- The global food sector is being impacted both economically and socially, across the entire food chain, in relation to: human resources, such as changes in key personnel; supply chains of ingredients, packaging, finished products and equipment; sourcing as manufacturers may need to rely on alternative suppliers at short notice; transportation of people, materials and goods.
- As is usual in such situations, public health authorities provide guidance on recommendations on how to reduce the spread of infection (see links below)
- While the virus originally passed from an animal to a human in China, the current cases are a result of human-to-human transmission
- The mode of transmission is via respiratory droplets that people sneeze, cough or exhale. The wearing of medical face masks can be effective in preventing already infected persons from spreading the disease to others, hence are recommended for those in close contact with infected individuals
- Public health advice is to minimise the opportunity for transmission through social distancing, effective hand washing and cleaning practices. Where social distancing cannot be effectively achieved in enclosed public spaces, public health bodies propose wearing face masks/face coverings to help reduce the spread of Coronavirus.
Hygiene and Food Safety
- Food operators are expected to adhere to good manufacturing practices, and food hygiene and food safety processes and procedures to ensure they produce safe food, as well as health and safety procedures to protect their workforce.
- The food sector has good food hygiene practices in place including rigorous hand hygiene, cleaning and sanitation, and food handler fitness to work controls to prevent cross-contamination and spread of infection. Advice from public health authorities is that these practices should be enhanced at this time, along with social distancing measures, to prevent the risk of COVID-19 transmission in the workplace.
- Food handlers are expected to already be well informed and trained about hand hygiene in factory operations (including washrooms and canteens). In the event of lack of access to hand-washing facilities with soap and warm water, sanitisers can be used, but are not as effective if hands are visibly soiled. Please refer to IFST’s Food Science Fact Sheet on ‘Hand Hygiene’.
- In line with food safety best practice, good hygiene is important to avoid cross-contamination between raw or undercooked foods and cooked or ready to eat foods, in food preparation areas.

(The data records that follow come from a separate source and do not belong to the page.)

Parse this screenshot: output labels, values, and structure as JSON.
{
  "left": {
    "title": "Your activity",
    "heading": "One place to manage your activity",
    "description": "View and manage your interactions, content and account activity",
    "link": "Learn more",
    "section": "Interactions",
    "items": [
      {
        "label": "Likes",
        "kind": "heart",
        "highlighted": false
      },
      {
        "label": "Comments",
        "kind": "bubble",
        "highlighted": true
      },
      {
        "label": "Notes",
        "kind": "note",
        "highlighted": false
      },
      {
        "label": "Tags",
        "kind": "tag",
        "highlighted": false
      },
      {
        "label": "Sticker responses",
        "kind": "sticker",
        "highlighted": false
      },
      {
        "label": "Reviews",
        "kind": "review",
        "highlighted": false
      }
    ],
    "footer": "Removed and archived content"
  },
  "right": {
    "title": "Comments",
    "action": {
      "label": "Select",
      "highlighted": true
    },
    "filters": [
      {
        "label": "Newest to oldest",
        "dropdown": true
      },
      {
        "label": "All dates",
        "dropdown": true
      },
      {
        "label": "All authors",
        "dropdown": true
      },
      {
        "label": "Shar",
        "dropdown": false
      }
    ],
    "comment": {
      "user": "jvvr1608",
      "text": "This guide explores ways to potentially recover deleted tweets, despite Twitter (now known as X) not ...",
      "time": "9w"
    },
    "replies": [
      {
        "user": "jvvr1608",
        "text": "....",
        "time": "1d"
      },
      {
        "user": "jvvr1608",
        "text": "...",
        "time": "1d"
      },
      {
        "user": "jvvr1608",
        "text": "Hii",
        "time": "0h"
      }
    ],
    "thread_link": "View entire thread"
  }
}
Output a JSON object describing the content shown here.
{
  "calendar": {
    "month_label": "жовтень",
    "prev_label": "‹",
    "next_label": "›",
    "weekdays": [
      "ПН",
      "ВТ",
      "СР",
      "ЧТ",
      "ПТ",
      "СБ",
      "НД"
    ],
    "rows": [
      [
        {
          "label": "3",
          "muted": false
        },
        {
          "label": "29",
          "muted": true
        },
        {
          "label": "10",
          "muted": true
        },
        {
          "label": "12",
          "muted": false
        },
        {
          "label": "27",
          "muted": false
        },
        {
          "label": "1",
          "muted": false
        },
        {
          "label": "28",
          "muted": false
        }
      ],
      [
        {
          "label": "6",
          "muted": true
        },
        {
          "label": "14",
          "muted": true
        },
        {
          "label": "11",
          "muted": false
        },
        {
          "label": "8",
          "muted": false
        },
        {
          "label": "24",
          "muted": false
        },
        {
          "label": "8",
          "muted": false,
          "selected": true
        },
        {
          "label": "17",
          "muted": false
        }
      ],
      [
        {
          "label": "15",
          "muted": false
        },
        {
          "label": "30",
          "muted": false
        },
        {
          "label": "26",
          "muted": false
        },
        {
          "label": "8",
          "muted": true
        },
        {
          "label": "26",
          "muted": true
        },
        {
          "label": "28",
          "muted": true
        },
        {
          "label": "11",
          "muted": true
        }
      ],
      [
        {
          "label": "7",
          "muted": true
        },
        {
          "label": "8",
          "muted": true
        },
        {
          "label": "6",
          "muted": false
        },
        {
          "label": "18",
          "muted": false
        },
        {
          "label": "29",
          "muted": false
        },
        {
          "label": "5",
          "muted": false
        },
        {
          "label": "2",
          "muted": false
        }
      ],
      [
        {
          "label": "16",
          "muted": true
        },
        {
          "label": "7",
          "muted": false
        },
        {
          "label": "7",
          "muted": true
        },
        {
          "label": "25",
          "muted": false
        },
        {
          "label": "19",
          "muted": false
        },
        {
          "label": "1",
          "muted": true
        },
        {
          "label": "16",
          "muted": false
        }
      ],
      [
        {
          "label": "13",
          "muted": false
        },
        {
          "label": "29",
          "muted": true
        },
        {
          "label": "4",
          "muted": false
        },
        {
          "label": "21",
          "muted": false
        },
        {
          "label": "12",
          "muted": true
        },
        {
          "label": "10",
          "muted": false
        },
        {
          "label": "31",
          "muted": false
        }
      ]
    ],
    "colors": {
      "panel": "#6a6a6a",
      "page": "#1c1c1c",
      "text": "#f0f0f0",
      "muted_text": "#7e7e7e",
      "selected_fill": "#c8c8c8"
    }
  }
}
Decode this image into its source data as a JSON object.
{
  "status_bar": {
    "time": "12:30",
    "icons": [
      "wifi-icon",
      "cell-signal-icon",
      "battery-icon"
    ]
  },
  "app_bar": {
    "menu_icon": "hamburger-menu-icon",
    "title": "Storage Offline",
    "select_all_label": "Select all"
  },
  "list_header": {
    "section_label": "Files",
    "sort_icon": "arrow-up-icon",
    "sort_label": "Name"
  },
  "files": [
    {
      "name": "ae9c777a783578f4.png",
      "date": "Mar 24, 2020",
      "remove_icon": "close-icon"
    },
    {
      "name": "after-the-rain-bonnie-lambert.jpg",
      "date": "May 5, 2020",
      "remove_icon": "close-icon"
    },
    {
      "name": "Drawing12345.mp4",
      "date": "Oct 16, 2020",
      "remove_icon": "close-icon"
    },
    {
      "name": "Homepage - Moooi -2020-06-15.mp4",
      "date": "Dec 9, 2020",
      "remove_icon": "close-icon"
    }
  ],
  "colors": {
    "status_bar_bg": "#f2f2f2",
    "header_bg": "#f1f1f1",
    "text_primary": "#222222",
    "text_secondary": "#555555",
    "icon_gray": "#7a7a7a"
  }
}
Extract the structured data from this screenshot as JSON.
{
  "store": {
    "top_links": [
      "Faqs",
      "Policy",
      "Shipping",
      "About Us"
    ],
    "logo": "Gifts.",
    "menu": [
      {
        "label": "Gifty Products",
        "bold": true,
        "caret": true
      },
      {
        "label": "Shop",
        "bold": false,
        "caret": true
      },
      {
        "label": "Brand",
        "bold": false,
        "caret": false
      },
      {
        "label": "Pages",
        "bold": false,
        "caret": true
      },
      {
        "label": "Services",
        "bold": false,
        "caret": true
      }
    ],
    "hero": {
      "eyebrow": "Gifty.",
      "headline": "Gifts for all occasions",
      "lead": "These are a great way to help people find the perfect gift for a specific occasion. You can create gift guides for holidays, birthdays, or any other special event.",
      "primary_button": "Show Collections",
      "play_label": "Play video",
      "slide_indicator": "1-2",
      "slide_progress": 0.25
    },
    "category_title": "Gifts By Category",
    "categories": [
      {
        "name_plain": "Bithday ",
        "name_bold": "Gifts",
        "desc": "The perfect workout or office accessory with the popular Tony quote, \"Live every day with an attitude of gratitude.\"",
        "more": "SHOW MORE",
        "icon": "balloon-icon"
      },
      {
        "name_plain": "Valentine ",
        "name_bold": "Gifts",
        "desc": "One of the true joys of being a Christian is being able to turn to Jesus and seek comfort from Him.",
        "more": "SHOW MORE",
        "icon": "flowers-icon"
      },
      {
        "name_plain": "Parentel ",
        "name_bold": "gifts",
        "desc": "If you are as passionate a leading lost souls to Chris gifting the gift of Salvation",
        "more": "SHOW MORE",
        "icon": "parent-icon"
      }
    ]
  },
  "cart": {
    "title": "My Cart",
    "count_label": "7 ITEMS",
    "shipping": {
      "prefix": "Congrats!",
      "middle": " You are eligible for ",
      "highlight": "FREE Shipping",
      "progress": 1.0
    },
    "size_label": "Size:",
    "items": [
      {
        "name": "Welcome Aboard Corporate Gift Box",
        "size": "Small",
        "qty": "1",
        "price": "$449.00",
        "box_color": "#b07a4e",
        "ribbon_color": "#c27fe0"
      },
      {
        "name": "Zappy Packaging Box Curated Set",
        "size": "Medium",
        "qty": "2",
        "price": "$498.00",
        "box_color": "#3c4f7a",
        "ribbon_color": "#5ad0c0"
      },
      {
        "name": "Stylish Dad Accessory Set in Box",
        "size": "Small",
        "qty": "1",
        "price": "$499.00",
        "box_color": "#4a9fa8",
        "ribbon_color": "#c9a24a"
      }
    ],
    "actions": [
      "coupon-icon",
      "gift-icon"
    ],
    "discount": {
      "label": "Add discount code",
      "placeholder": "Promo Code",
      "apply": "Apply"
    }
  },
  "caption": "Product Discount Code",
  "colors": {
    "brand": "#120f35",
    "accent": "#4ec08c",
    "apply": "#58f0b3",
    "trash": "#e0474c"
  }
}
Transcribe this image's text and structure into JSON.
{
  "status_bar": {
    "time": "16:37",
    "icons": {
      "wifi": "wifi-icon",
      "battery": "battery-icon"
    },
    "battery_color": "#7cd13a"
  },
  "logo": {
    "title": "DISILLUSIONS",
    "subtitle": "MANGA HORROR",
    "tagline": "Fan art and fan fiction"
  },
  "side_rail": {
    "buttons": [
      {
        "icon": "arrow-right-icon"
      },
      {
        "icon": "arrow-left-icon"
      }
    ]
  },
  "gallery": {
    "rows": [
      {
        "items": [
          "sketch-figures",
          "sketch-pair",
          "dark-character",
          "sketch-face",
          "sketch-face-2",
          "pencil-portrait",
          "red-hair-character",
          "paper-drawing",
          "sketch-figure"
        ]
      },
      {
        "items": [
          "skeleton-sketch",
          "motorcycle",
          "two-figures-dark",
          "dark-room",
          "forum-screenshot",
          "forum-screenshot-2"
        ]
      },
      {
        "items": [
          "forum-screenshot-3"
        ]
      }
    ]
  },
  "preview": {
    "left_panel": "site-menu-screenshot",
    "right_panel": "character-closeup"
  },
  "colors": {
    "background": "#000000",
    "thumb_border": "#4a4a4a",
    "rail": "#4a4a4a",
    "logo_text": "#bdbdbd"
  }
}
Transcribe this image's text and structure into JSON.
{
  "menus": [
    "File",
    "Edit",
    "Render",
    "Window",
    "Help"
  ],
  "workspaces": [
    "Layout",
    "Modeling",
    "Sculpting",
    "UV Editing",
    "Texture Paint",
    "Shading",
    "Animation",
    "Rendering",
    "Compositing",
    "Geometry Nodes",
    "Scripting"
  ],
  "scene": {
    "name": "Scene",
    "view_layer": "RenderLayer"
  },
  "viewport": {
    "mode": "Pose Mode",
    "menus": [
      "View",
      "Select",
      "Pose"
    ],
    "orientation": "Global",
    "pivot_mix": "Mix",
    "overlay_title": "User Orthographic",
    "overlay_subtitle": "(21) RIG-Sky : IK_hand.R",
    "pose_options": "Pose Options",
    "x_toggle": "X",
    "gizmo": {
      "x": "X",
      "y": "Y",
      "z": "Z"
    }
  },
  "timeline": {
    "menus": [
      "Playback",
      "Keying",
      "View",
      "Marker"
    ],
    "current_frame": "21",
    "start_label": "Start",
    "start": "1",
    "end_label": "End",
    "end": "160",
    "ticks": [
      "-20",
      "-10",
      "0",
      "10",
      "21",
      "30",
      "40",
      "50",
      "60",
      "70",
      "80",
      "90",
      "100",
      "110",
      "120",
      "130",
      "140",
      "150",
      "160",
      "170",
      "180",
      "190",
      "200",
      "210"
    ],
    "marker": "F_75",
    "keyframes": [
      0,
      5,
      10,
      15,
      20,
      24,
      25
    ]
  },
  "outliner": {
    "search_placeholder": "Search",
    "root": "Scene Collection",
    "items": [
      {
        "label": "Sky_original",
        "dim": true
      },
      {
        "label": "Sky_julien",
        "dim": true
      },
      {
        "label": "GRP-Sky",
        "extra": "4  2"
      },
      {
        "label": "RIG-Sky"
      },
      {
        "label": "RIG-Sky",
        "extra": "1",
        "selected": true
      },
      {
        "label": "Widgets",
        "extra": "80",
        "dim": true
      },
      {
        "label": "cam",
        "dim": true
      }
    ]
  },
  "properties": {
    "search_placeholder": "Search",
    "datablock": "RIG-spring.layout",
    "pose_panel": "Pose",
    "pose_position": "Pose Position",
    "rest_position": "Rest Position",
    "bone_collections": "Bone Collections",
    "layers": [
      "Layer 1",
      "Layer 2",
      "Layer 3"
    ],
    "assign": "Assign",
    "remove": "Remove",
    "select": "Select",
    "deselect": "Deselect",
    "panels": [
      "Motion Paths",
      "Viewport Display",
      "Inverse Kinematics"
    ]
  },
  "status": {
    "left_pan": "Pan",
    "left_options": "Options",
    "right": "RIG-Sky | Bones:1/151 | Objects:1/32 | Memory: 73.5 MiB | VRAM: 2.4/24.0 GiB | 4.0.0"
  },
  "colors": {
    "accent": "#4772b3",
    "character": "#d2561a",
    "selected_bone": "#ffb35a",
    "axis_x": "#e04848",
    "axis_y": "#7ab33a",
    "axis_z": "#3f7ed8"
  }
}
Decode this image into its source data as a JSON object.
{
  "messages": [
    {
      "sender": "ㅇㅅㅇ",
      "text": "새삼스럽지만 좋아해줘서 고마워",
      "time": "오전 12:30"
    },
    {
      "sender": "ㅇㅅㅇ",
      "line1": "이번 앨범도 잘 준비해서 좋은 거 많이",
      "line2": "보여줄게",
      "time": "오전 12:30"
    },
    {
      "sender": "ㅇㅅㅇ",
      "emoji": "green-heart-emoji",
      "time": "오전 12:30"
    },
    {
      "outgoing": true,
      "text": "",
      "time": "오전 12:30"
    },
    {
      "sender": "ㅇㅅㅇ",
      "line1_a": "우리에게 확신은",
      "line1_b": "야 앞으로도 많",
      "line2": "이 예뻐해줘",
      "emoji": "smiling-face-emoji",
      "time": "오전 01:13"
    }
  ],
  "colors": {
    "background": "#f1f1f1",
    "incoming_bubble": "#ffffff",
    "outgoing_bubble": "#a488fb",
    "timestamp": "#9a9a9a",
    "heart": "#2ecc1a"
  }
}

- The need for wearing of personal protective equipment (PPE) including face masks/face coverings and gloves, by food handlers at work is decided following a risk assessment. PPE is not required by public health authorities to provide protection against COVID-19 for food handlers at work.
- Wearing PPE may introduce additional potential risks – temptation to touch face/nose/eyes increasing the risk of infection; potential introduction of foreign objects. Therefore, the design of any PPE and appropriate procedures for their use and disposal should be considered in HACCP and food risk management.
- WHO advice on Coronaviruses https://www.who.int/health-topics/coronavirus
- ICMSF opinion on SARS-CoV-2 and its relationship to food safety https://www.icmsf.org/publications/papers/ (or see the document below)
- UK Guidance for Food businesses https://www.gov.uk/guidance/reducing-the-spread-of-respiratory-infections-including-covid-19-in-the-workplace
- EFSA advice on Coronaviruses and food https://www.efsa.europa.eu/en/news/coronavirus-no-evidence-food-source-or-transmission-route
- ECDC information on COVID-19 pandemic https://www.ecdc.europa.eu/en/novel-coronavirus-china
- FSAI COVID-19 (Coronavirus) frequently asked questions https://www.fsai.ie/faq/coronavirus.html
- IFST Information Statement on Foodborne Viral Infections https://www.ifst.org/resources/information-statements/foodborne-viral-infections